The small home ranges that we documented in this study are likely due to numerous factors (e.g., raptor density, available foraging habitat, nest sites). In a landscape of continuing grassland loss (1.0−5.4% annually; Wright and Wimberly 2013), Swainson's Hawks continue to establish home ranges in habitats of high grassland density. Small home ranges could suggest the availability of high quality habitat; however, concurrent research suggests a declining population (Inselman et al. 2015). Yet, as grass and shelterbelts are converted to corn/soybean production, the lack of available suitable nesting habitat may negatively affect Swainson's Hawk abundance in the northern Great Plains. This study provides baseline information useful when documenting the change in the spatial ecology of Swainson's Hawks as agriculture production becomes the dominant land cover in this landscape that was historically grassland.

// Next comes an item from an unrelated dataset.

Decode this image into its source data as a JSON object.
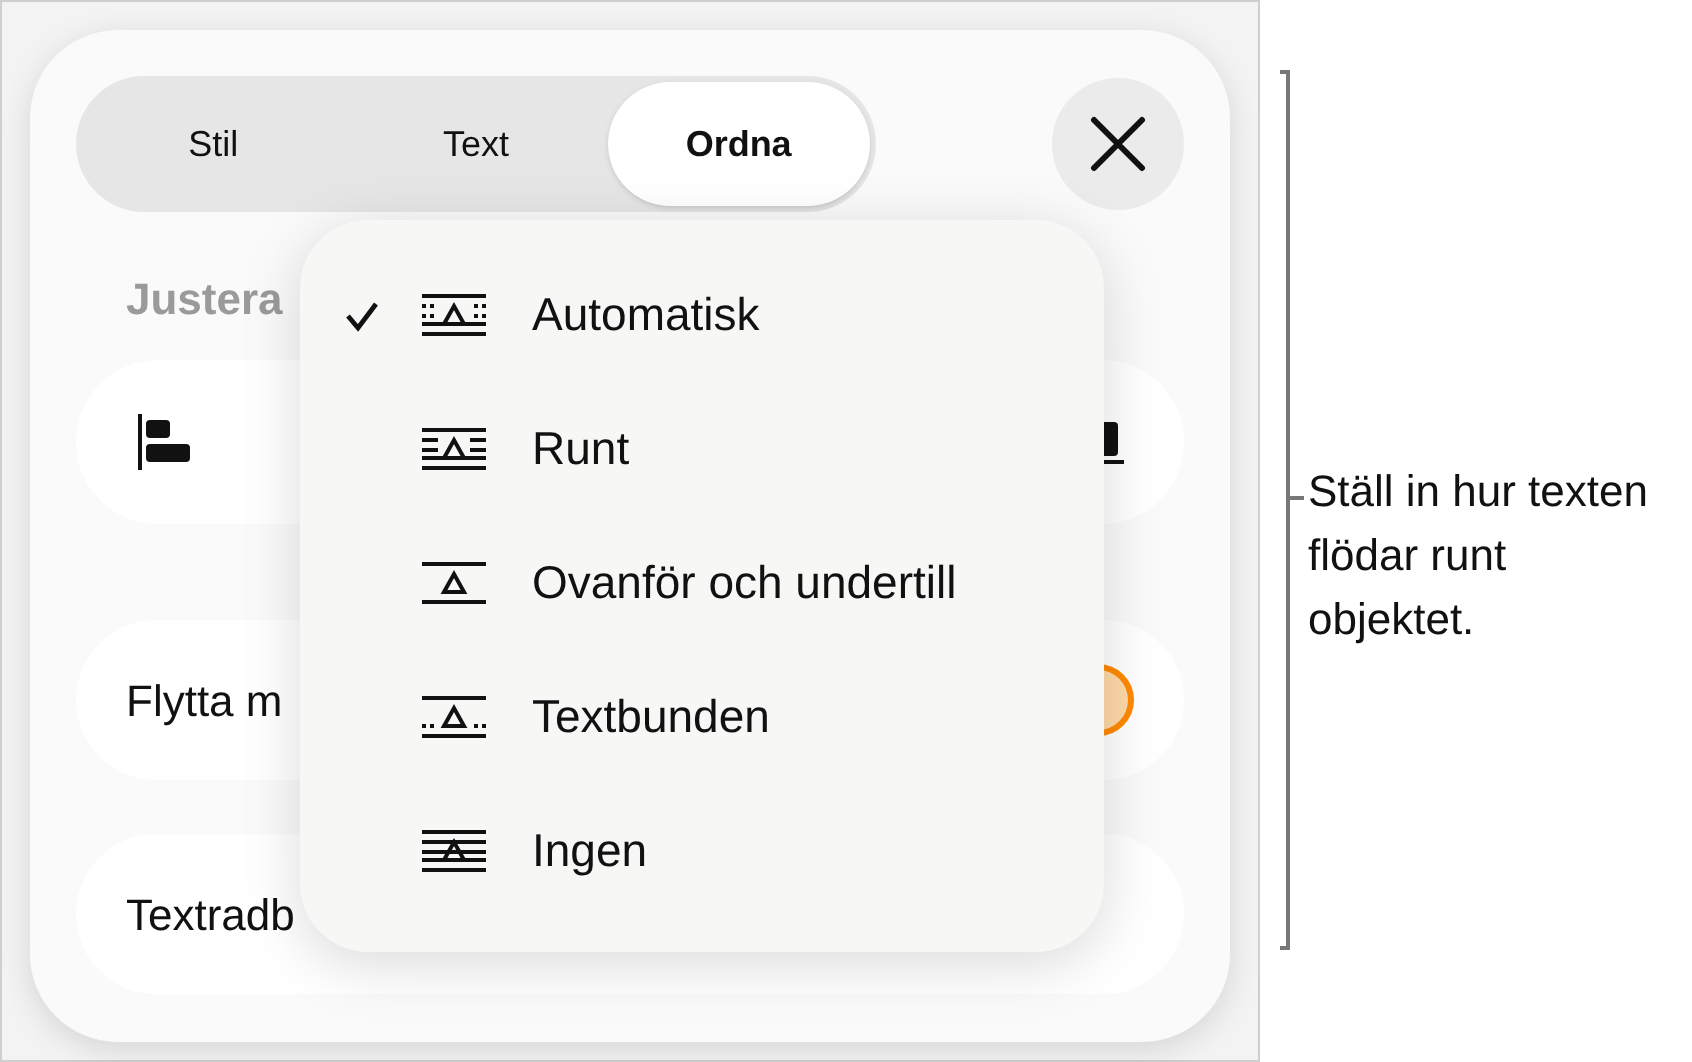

Our study was funded through the South Dakota Agricultural Experiment Station and through a State Wildlife Grant (T-36-R) administered through the North Dakota Game and Fish Department. The Nature Conservancy provided funding support for this work through the Nebraska Chapter's J.E. Weaver Competitive Grants Program. The U.S. Geological Survey provided analytical and technical support. We thank R. Johnson, E. Morata, T. Michels, S. Nevison, A. Kunkel, B. Schmoke, and E. Hoskins for their field assistance. We also thank all of the landowners in McPherson County, South Dakota, and Logan, McIntosh, and Dickey counties, North Dakota, who granted us access to their land. We thank M. Collopy for helpful comments on an earlier draft of this report. Any use of trade, firm, or product names is for descriptive purposes only and does not imply endorsement by the U.S. Government.